8. Leave on the tray for 5 minutes to cool and firm up before removing with a palette knife and putting onto a wire rack to finish cooling.
By baking biscuits at home, rather than buying packaged ones, families can control the amount of sugar in each biscuit and are likely to reduce their sugar intake simply because they’ll probably eat them less often.
For anyone looking to further slash the sugar in the treats they bake at home, low calorie sweeteners could be an option. These are safe to use but the switch isn’t always straightforward – home cooks can actually end up increasing overall calorie or fat content by experimenting to get the right consistency.
The BDA has worked with the home economists and dietitians at Splenda to provide some tips for using them in home baking - low calorie sweeteners can work in different ways, depending on what they’re made of.
Tips for using low calorie sweeteners in baking:
- You may notice a smaller amount of mixture as you usually use a smaller volume of the low-calorie sweetener. This means you may need to adapt your recipe slightly or beat the ingredients a little longer to get enough air into the mixture.

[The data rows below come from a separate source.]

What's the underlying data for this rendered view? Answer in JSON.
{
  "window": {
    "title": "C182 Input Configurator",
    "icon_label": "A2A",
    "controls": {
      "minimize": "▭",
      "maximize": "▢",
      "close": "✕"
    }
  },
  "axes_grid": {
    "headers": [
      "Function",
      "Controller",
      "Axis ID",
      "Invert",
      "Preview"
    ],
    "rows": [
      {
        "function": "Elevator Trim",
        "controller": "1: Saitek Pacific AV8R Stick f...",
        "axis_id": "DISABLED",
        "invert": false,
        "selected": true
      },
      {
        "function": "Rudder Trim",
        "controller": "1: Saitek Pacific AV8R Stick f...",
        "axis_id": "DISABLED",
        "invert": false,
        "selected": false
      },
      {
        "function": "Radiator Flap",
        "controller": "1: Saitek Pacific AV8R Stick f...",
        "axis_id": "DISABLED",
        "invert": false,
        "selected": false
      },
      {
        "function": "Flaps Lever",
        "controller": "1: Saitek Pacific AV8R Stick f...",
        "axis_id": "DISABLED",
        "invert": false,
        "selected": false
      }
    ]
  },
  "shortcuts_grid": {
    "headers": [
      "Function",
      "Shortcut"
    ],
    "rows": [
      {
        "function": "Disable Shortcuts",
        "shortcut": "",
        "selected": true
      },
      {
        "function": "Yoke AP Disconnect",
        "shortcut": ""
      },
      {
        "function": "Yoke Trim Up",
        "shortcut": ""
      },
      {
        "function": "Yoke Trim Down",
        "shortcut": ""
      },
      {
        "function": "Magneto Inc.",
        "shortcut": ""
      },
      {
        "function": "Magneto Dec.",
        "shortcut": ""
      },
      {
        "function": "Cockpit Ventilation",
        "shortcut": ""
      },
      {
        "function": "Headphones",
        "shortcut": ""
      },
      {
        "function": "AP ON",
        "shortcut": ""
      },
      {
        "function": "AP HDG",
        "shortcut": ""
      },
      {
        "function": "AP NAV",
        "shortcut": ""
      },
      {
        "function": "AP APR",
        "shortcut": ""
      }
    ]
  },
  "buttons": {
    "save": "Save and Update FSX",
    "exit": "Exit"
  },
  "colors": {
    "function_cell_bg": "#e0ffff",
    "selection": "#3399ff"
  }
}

- When you bake with low calorie sweeteners, they don’t brown like they would if you’d used sugar. If the colouring of a recipe is important then take out your bakes 2 - 3 minutes before the end of the suggested baking time, and glaze with a small amount of egg white or milk.
- Some products cooked with low calorie sweeteners can cook slightly faster, so check 7 - 10 minutes before the end of the suggested cooking time (1 - 2 minutes for biscuits).
- Some low-calorie sweeteners absorb more liquid than sugar, so try adding extra skimmed or semi-skimmed milk, fruit juice or water to your bakes if the mixture feels too dry.
For more information / interview requests, please contact the BDA Press Office on:
0800 048 1714
• Let’s Get Cooking - Recipe bank launched today
• Biscuit recipe
• Nutritional Info for Biscuit Recipe per 17g biscuit: Energy 259kJ/62kcal/3%, Fat 2.9g/4%, Saturates 0.6g/3%, Sugars 2.8g/3%, Salt 0.1g/2% (% of adult’s reference intake) Typical values per 100g: energy 1524kJ/365kcal.
• If you’re keen to find out more about making sugar swaps, visit www.splenda.co.uk